Louis C.K. has applied his stand-up comedy to the television format before. In 2006, he starred in the HBO sitcom Lucky Louie, a mostly light-hearted look at a happily married man, his wife, and their daughter. The program only lasted one season, but it was a very funny show that deserved a longer run. C.K. is back on television with the tellingly shorter titled FX sitcom Louie. Not connected to the earlier program, Louie is about a divorced father of two who doesn’t consider himself particularly lucky. All thirteen episodes are currently available on Blu-ray and DVD as Louie: The Complete First Season.
Despite the move to basic cable, Louie is about as deliriously profane as it can be. Even considering that it airs late at night, C.K. – who writes the program – gets away with a shocking amount of sexually explicit humor. Basically, the occasional F-bomb is bleeped (for both the network broadcast as well as the Blu-ray) but otherwise pretty much anything goes. The format is fairly loose, but follows the same basic pattern: two anecdotes about Louie’s life are presented in each episode, bookended with stand-up comedy. Yes, the program is a comedy but what helps make Louie so successful are the liberal doses of serious drama mixed in.
Louis C.K. portrays a comedian named Louis who drifts through his own life, lonely and bewildered. He has a handful of friends who are also comedians. He gets to see his kids on weekends. Other than performing and spending time with his kids, he seems disoriented and unsure about how to spend the majority of his time. His attempts at dating are marked by a general awkwardness. The relatively dry, observational tone is sometimes punctuated by surreal touches; one woman actually flees a first date with Louie by flying away in a nearby helicopter.

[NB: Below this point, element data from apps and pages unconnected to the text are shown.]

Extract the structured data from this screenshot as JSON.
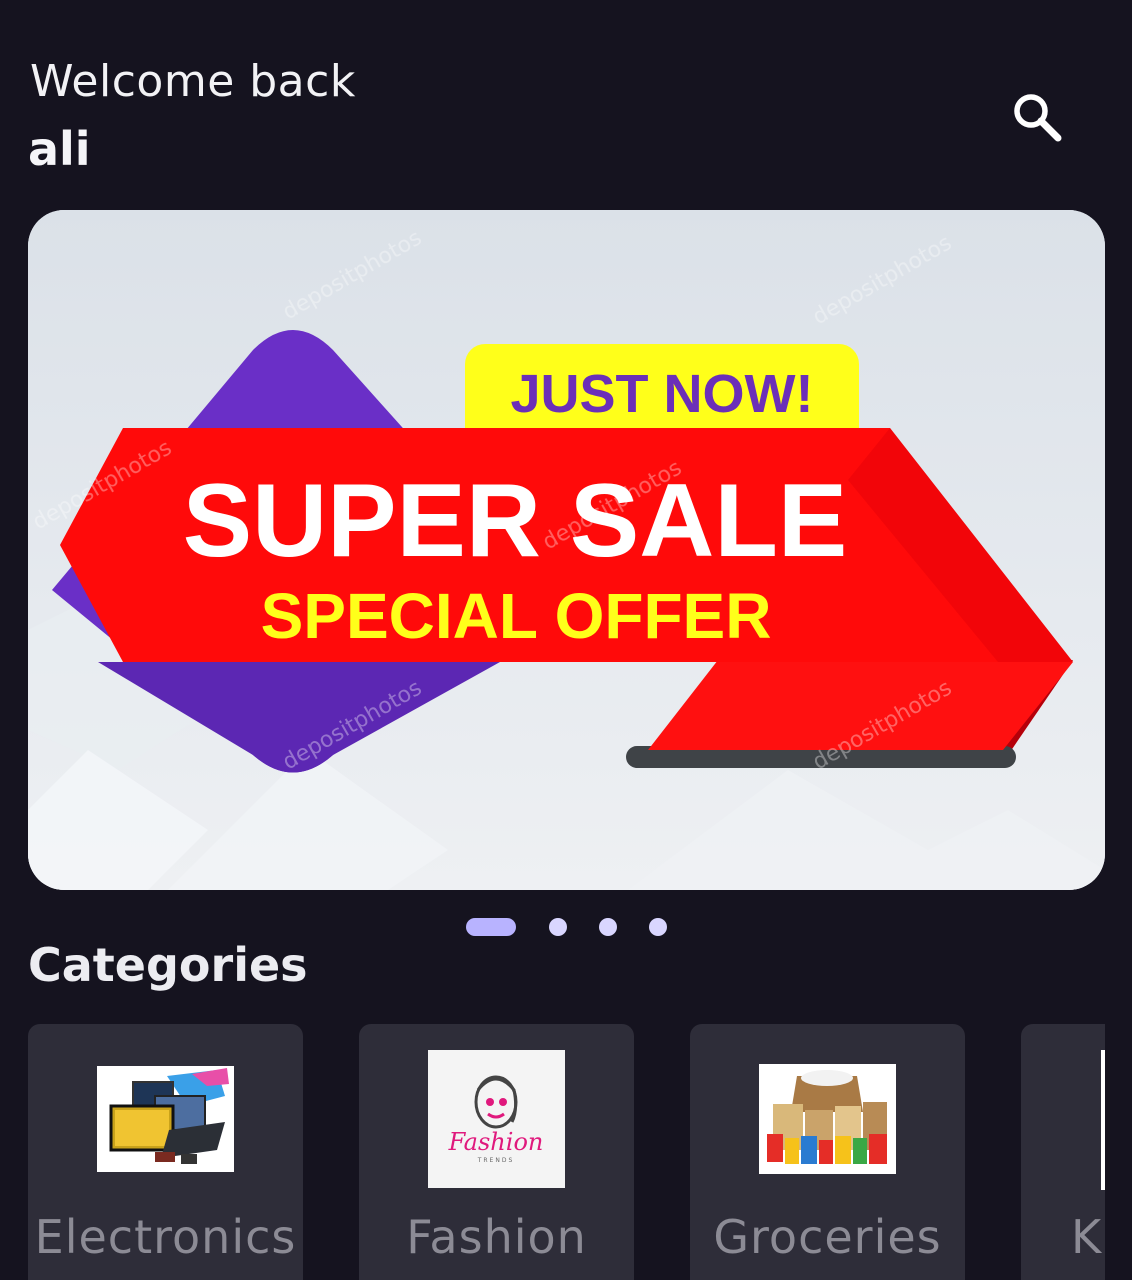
{
  "header": {
    "greeting": "Welcome back",
    "username": "ali"
  },
  "search": {
    "icon": "search-icon"
  },
  "banner": {
    "top_tag": "JUST NOW!",
    "headline": "SUPER SALE",
    "subline": "SPECIAL OFFER",
    "watermark": "depositphotos",
    "colors": {
      "ribbon": "#ff0a0a",
      "diamond": "#6a2fc7",
      "tag": "#ffff1a",
      "tag_text": "#6b2fb8",
      "subline_text": "#ffff1a"
    }
  },
  "carousel": {
    "active_index": 0,
    "count": 4
  },
  "categories": {
    "title": "Categories",
    "items": [
      {
        "label": "Electronics",
        "thumb": "electronics-image"
      },
      {
        "label": "Fashion",
        "thumb": "fashion-logo-image",
        "logo_text": "Fashion",
        "logo_sub": "TRENDS"
      },
      {
        "label": "Groceries",
        "thumb": "groceries-image"
      },
      {
        "label": "Ki",
        "thumb": "partial-image"
      }
    ]
  }
}
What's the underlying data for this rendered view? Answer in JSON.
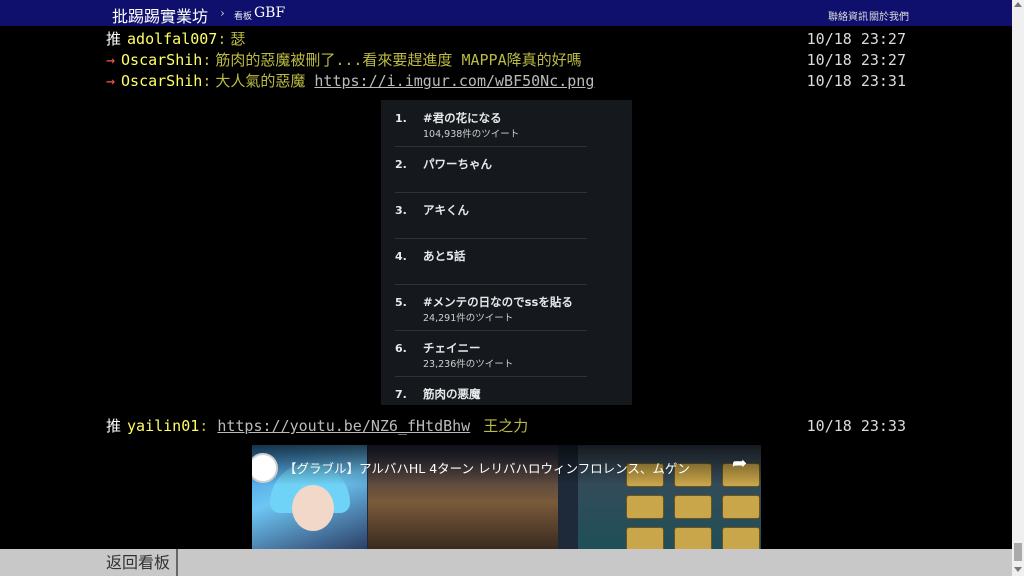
{
  "topbar": {
    "brand": "批踢踢實業坊",
    "separator": "›",
    "board_label": "看板",
    "board_name": "GBF",
    "links": [
      "聯絡資訊",
      "關於我們"
    ]
  },
  "comments": [
    {
      "tag": "推",
      "user": "adolfal007",
      "content": "瑟",
      "link": "",
      "time": "10/18 23:27"
    },
    {
      "tag": "→",
      "user": "OscarShih",
      "content": "筋肉的惡魔被刪了...看來要趕進度 MAPPA降真的好嗎",
      "link": "",
      "time": "10/18 23:27"
    },
    {
      "tag": "→",
      "user": "OscarShih",
      "content": "大人氣的惡魔",
      "link": "https://i.imgur.com/wBF50Nc.png",
      "time": "10/18 23:31"
    },
    {
      "tag": "推",
      "user": "yailin01",
      "content": "王之力",
      "link": "https://youtu.be/NZ6_fHtdBhw",
      "time": "10/18 23:33"
    }
  ],
  "trending": [
    {
      "rank": "1.",
      "name": "#君の花になる",
      "count": "104,938件のツイート"
    },
    {
      "rank": "2.",
      "name": "パワーちゃん",
      "count": ""
    },
    {
      "rank": "3.",
      "name": "アキくん",
      "count": ""
    },
    {
      "rank": "4.",
      "name": "あと5話",
      "count": ""
    },
    {
      "rank": "5.",
      "name": "#メンテの日なのでssを貼る",
      "count": "24,291件のツイート"
    },
    {
      "rank": "6.",
      "name": "チェイニー",
      "count": "23,236件のツイート"
    },
    {
      "rank": "7.",
      "name": "筋肉の悪魔",
      "count": ""
    }
  ],
  "youtube": {
    "title": "【グラブル】アルバハHL 4ターン レリバハロウィンフロレンス、ムゲン",
    "share_icon": "share-arrow-icon"
  },
  "bottombar": {
    "back_label": "返回看板"
  },
  "colors": {
    "topbar": "#0f0f6e",
    "push_user": "#ffff66",
    "push_content": "#bbbb44",
    "arrow": "#ff5555"
  }
}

The program is a tad uneven, with certain scenarios being weaker than others. Of course, this is a very subjective matter. I didn’t find much humor in the episode where Louie’s mother comes out to him as a lesbian. It seemed forced - written and acted far too broadly to be effective. But this is a rare exception to an otherwise funny and thoughtful program. In a way, Louie is an update of the Seinfeld “show about nothing” format, without a live studio audience or the wacky cast of supporting characters. Much like Jerry Seinfeld, C.K. has a knack for dramatizing his stand-up material, but he does so in a more realistic fashion. The tone of Louie is far closer to classic Woody Allen movies such as Manhattan.